Diary of a Ski Patrolman: Week 14
We need to just take more time to look back over our shoulders. Whether you’re on a chairlift or falling asleep with your head on the kitchen table, you can find something worth a moment of awe. If you’re on your table, maybe it’s the month old yogurt turning blue, which is pretty crazy. Unless it’s blueberry — then it’s okay.
But happiness. Yeah, it’s there for all of us, in different places, but most of all it is within our hearts and our capacity to feel and admire our surroundings. We just need to allow it to thrive on the good days, and the not so good days. And I need to work on that. On the next rainy day I want to smile at the sky, and remember it will be sunny soon enough.
Okay, so I’m sort of over the whole philosophy thing, for now. Last night I read about the Singularity, which is the hypothesized point in time, about 30 years from now, where computers will become far more intelligent than humans. So I figure such computers can finish philosophy, instead of me. So I’m going to talk about doing what computers can’t do very well — skiing through the woods.
Skiing through trees [okay, not through but around], is a heck of a lot of fun. It’s kind of scary, too, depending on how far apart the trees are spaced, and what sort of incline the trail possesses. If it’s really steep, rocky, and the trees are so tightly packed that every turn you feel a stab of fear, you’re in the right place. At least, if you love tree skiing as much as me, and many of our other patrollers. You won’t find these trails easily. They’re sneaky, hidden, and dark. They’re dangerous. You don’t want to go on them…unless you do.
Tree skiing is exhilarating. Every tree is an obstacle that you can gracefully avoid, using your skill and anticipation. Or each tree can also smack your goggles, or sting your face, or even worse. The only way to get better at tree skiing is to do it, and to constantly push yourself to take more difficult trails. It’s okay to start with widely spaced trees, and slowly advance to the tighter stuff.

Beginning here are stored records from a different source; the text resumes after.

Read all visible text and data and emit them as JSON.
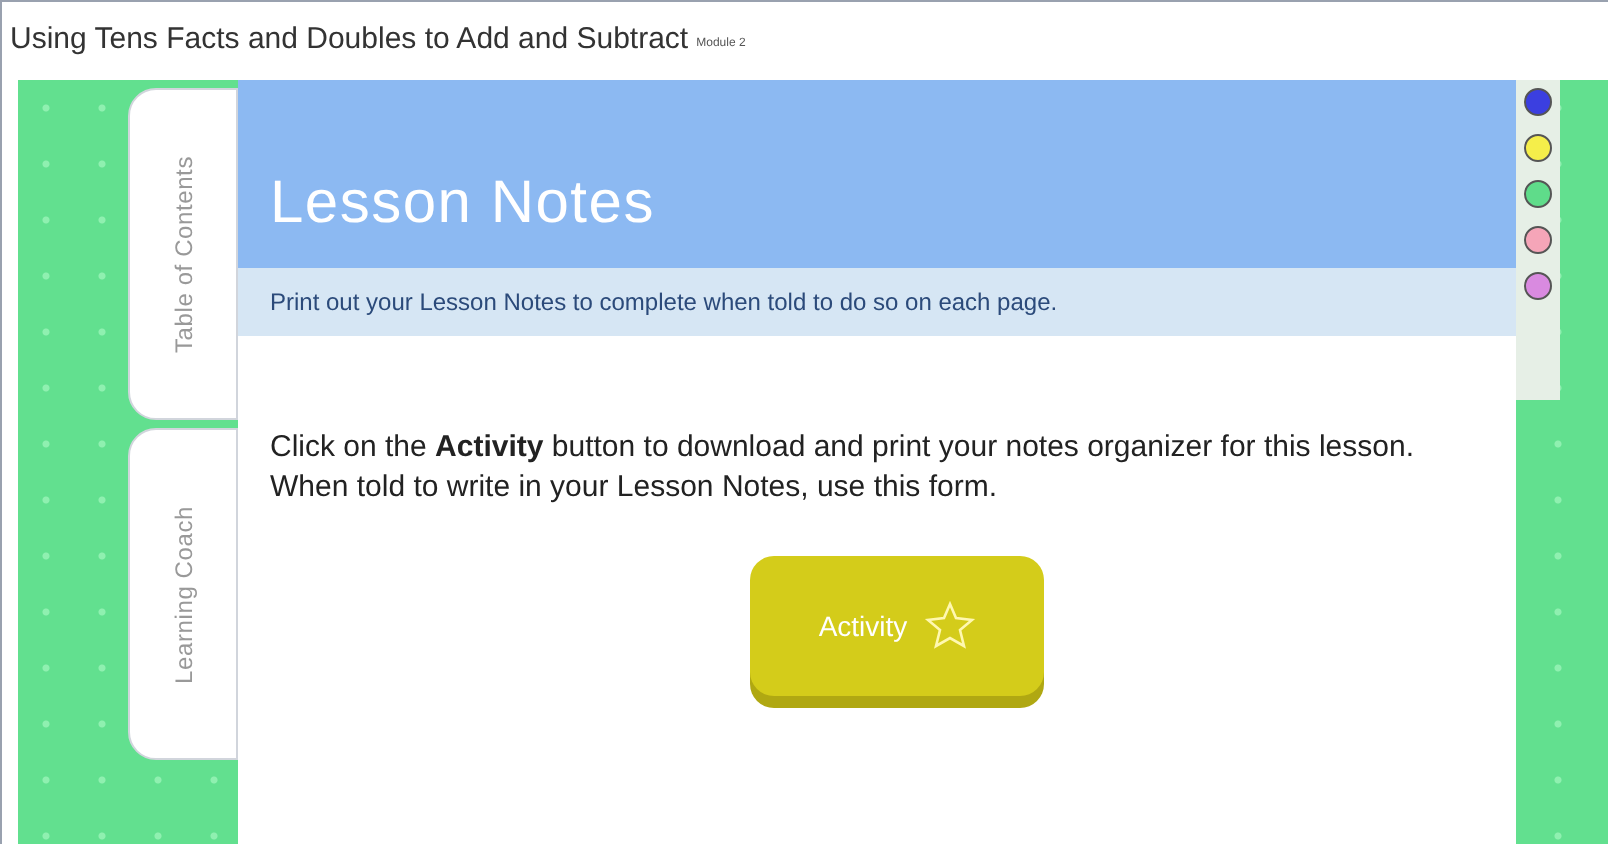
{
  "page_title": {
    "text": "Using Tens Facts and Doubles to Add and Subtract",
    "badge": "Module 2"
  },
  "side_tabs": [
    {
      "label": "Table of Contents",
      "selected": false
    },
    {
      "label": "Learning Coach",
      "selected": false
    }
  ],
  "lesson": {
    "title": "Lesson Notes",
    "subtitle": "Print out your Lesson Notes to complete when told to do so on each page.",
    "body": "Click on the **Activity** button to download and print your notes organizer for this lesson. When told to write in your Lesson Notes, use this form.",
    "button": "Activity"
  },
  "highlighters": [
    {
      "color": "#3b3fe0"
    },
    {
      "color": "#f5ee4a"
    },
    {
      "color": "#5fdc8a"
    },
    {
      "color": "#f5a5b8"
    },
    {
      "color": "#d98ae0"
    }
  ]
}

Always keep your eyes down the trail, or down the line you intend to ski in the trees. This will allow you to anticipate where your skis need to go in the next few seconds, and it will enable you to avoid running into hard objects. It’s also simultaneously important to look down, sometimes, to see if you’re about to run over a rock, or fall off a cliff. But most of the time you can see those things before you reach them. Hopefully.
Skiing the trees is like doing moguls, but with trees. Yeah, I know that’s a really helpful description. But it’s true. If you’ve never been in the glades, try it out — start easy, and see how it feels. Don’t be afraid to slow down, or stop. I slow down often when in there because I like to see where I’m going. Some people charge through the trees a bit too fast, and inevitably end up with a dent in their helmet. I like my helmet, and I don’t enjoy dents, so I tone it down.
Tree skiing gives you something that can be constantly challenging, on any mountain. You can select the difficultly of the run, unlike other terrain that may, over time, feel a bit stale. So give it a shot, with a helmet on, and you’ll soon be on your way to quicker turns, and quicker thinking.
Some pretty interesting people have come stumbling, sliding, and slipping into the patrol hut over the past few days. Earlier in the week we posted a few signs advertising Okemo’s need for new patrollers next year, which quickly attracted some attention. After all, if you’re having a fantastic day skiing, and you are then greeted by the possibility that you could do it as a job, you might as well check out what it’s all about!
One man came into the hut and immediately asked, “So, what are the requirements for being a patroller here?” I replied with a simple answer, “You have to be awesome.” It doesn’t get more straightforward than that, right? And I do believe all of our patrollers are awesome, so therefore it is true, too. But what does awesome imply, you ask? A few things…